WHAT YOU SHOULD DO:
Reply with one number: the count of lines in the data that hold the string "this".
LISTED RECORDS Start Marker
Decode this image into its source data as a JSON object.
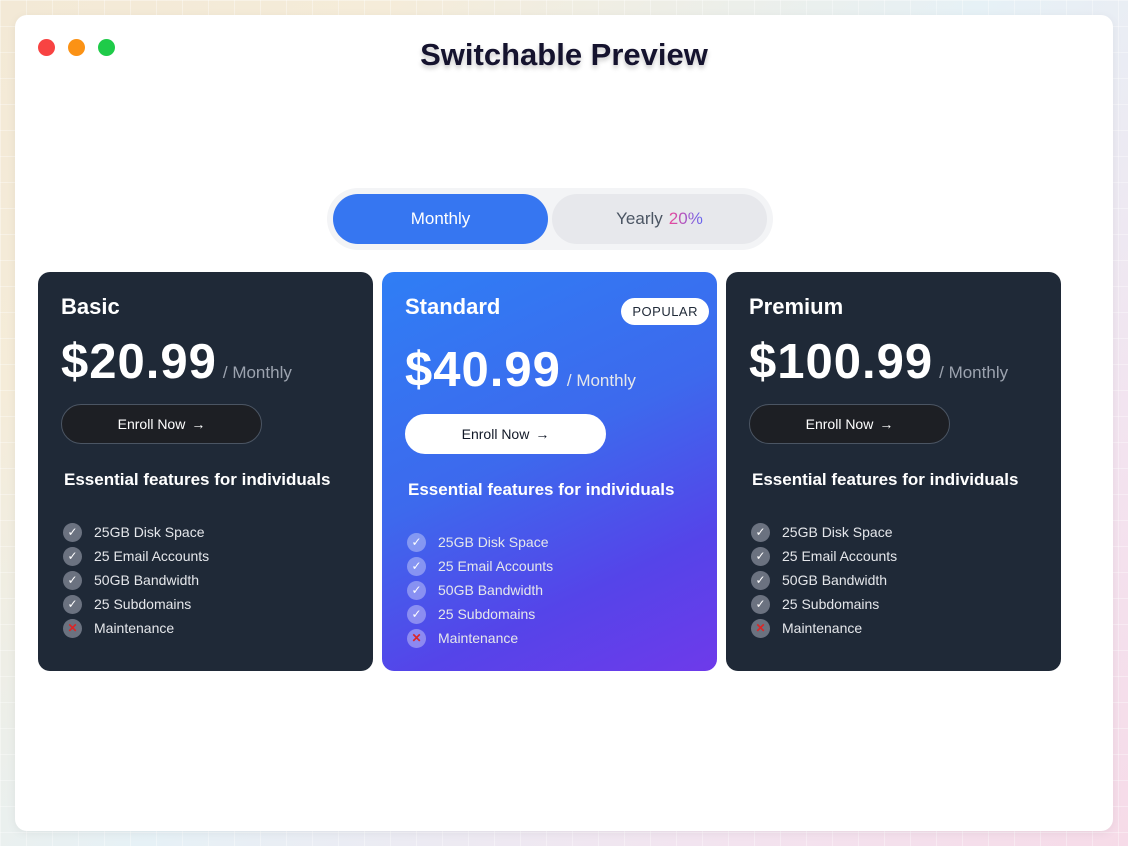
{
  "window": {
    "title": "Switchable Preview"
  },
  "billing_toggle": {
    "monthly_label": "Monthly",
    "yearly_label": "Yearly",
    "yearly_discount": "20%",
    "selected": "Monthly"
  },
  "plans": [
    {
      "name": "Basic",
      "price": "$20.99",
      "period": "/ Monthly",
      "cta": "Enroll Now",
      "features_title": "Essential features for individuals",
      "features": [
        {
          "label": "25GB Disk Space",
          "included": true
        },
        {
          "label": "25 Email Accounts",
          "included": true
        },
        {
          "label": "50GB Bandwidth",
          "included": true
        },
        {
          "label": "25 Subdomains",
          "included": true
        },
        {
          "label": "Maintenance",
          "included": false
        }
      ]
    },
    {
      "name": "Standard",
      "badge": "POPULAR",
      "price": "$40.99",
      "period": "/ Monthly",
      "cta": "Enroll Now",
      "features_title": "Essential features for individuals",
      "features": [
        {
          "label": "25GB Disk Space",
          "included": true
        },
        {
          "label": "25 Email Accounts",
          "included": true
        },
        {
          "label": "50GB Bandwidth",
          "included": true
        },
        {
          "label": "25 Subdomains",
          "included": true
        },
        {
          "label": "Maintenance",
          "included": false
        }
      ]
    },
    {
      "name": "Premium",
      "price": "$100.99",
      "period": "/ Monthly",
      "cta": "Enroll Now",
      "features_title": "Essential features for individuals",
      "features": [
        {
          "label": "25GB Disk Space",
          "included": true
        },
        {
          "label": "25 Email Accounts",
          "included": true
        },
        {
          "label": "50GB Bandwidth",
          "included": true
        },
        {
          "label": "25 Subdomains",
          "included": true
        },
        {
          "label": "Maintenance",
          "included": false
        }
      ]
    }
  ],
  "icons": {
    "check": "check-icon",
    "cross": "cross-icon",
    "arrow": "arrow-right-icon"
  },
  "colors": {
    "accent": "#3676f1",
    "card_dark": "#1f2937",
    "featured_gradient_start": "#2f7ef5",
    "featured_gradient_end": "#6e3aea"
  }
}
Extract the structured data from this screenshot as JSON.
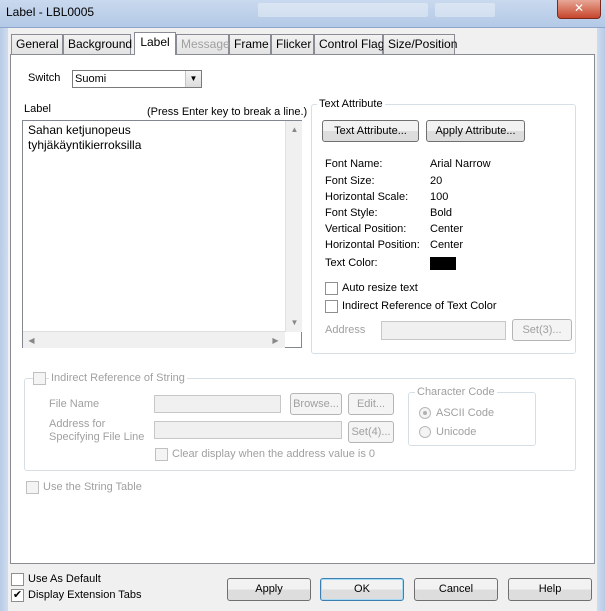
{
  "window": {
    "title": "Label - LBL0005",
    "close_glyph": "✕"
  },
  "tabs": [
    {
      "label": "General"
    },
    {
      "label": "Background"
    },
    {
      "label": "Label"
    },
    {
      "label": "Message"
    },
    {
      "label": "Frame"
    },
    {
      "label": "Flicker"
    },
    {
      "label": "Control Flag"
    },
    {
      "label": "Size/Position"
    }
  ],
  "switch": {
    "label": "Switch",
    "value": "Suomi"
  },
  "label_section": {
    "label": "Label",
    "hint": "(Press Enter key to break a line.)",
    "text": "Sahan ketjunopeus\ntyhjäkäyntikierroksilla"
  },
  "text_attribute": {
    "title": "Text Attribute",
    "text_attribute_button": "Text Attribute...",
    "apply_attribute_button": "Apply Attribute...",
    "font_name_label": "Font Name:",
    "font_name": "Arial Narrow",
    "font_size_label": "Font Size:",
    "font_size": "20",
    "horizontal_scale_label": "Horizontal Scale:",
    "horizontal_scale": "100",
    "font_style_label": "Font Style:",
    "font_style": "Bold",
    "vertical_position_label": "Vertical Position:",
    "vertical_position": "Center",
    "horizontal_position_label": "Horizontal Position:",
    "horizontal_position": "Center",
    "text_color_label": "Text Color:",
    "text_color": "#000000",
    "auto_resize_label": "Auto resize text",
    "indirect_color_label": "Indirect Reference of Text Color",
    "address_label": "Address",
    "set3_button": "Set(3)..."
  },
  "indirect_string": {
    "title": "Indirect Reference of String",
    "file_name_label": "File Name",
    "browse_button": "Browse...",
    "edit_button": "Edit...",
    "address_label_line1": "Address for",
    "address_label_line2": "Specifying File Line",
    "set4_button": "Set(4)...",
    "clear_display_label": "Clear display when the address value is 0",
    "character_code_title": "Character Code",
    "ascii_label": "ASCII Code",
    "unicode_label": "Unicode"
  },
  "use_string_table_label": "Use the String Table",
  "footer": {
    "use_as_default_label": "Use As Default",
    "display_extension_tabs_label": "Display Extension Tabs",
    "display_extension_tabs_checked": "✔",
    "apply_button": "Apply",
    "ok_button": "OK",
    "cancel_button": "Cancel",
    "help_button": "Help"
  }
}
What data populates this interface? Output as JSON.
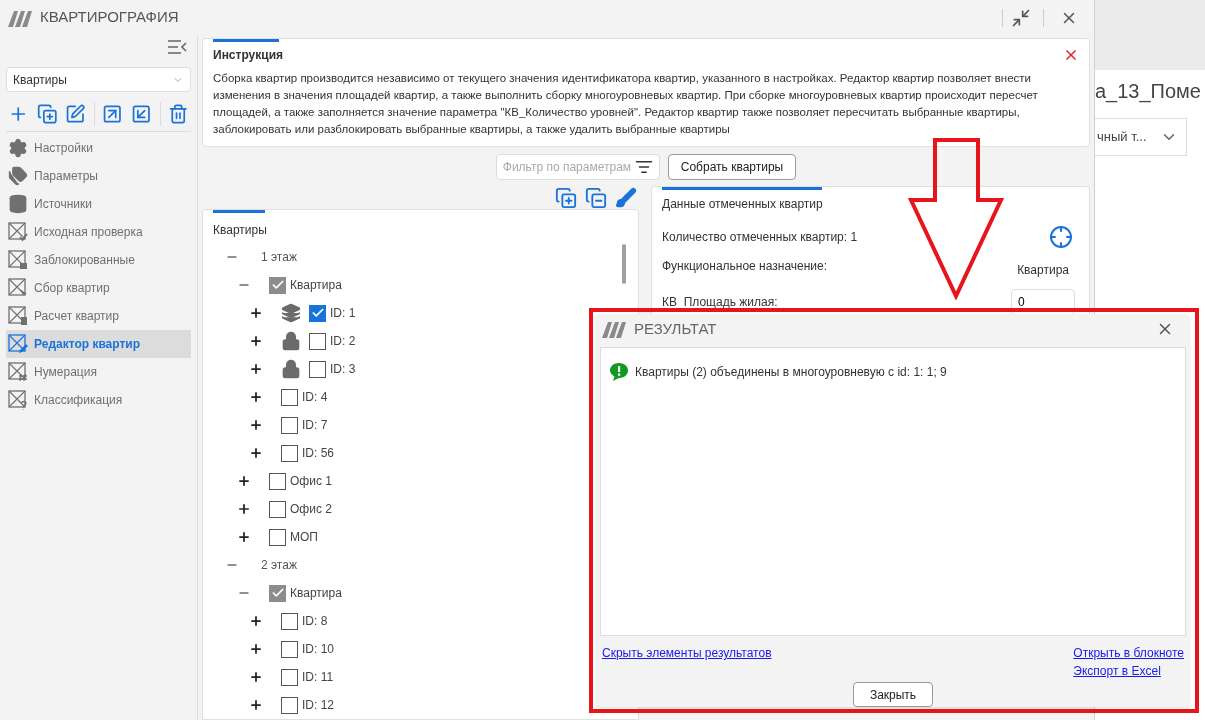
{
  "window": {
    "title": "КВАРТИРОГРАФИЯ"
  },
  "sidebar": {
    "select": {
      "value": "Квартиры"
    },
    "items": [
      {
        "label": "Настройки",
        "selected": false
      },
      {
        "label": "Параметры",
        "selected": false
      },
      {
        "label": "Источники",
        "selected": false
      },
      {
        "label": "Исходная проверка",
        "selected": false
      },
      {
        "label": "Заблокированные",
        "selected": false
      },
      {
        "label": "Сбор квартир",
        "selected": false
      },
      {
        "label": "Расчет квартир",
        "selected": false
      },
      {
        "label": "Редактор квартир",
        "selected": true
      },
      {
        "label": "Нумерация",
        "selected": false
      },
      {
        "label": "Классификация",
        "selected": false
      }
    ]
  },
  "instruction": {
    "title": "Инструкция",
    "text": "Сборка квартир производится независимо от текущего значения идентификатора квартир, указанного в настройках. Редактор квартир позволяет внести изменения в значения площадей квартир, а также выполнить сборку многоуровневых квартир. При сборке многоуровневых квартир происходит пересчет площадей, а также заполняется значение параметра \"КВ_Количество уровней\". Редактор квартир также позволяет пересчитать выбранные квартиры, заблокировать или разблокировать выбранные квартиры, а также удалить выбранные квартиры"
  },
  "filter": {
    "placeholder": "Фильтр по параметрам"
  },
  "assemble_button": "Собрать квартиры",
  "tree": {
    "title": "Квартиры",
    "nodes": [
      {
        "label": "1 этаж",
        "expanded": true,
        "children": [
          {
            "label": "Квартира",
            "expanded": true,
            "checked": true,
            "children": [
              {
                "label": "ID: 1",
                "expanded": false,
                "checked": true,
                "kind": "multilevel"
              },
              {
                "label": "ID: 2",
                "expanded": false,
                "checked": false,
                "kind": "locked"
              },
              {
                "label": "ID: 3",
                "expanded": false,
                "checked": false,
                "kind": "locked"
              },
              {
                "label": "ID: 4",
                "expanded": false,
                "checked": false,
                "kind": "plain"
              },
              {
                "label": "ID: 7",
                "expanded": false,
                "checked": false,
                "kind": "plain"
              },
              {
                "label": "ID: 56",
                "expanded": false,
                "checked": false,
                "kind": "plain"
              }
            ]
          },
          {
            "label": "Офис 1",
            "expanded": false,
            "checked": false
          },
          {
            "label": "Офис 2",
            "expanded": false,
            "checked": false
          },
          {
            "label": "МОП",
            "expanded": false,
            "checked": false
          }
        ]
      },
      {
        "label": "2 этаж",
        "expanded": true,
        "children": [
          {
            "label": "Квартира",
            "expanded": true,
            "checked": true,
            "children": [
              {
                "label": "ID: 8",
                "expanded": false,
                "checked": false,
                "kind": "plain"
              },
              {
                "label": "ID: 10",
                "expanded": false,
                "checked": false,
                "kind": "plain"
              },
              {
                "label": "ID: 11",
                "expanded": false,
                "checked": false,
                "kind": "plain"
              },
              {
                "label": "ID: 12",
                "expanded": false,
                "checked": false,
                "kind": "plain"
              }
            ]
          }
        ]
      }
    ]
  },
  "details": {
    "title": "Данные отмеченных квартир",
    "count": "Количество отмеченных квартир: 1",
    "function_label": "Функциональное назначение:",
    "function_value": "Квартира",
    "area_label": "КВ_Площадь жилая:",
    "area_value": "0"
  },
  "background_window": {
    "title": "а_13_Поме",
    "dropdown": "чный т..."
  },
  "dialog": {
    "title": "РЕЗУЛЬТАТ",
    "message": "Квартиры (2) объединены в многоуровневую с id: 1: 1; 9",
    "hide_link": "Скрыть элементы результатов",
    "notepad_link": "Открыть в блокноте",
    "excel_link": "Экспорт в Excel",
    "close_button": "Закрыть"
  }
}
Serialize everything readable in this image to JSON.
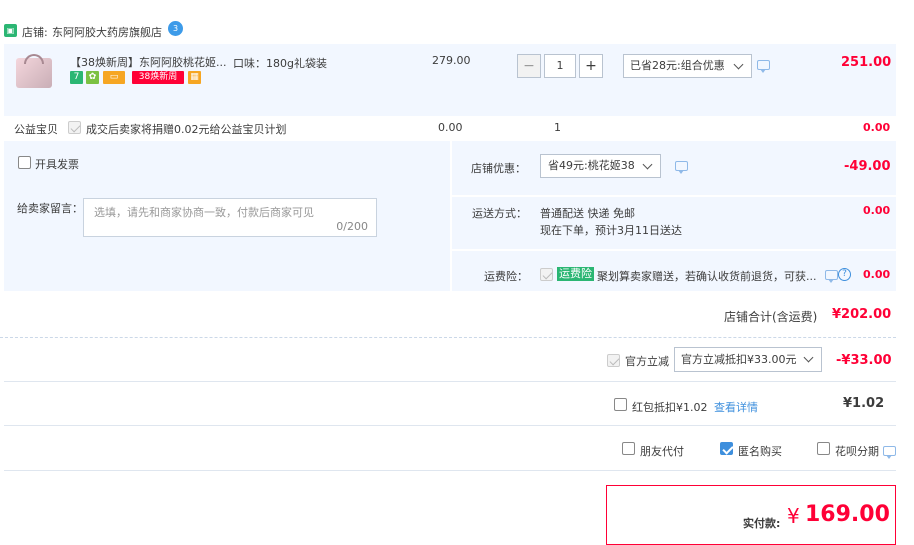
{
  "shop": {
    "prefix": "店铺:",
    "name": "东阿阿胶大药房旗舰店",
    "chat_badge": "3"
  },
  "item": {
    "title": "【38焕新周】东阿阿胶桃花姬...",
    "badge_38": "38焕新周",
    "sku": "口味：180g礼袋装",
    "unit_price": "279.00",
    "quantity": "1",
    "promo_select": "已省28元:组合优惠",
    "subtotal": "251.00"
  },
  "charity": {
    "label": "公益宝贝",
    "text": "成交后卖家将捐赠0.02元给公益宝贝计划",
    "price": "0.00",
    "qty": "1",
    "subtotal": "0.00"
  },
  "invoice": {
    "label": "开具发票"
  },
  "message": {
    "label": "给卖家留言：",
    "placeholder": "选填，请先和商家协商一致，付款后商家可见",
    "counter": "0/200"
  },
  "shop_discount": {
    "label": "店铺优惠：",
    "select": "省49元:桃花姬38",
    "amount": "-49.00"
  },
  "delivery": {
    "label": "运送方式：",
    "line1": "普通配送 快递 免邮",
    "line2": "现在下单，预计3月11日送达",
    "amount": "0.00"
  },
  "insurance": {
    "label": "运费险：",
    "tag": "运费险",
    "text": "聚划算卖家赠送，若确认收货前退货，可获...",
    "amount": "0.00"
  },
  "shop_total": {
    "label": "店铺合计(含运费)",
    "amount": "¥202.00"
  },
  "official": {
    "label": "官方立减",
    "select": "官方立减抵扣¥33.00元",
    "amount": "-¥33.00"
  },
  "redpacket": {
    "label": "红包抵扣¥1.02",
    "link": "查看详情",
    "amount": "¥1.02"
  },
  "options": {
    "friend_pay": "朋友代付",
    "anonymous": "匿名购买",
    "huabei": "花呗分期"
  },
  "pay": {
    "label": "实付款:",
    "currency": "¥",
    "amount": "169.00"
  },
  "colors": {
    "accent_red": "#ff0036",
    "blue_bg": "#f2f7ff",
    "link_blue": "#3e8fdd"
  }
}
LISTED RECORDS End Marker
ANSWER SPACE:
4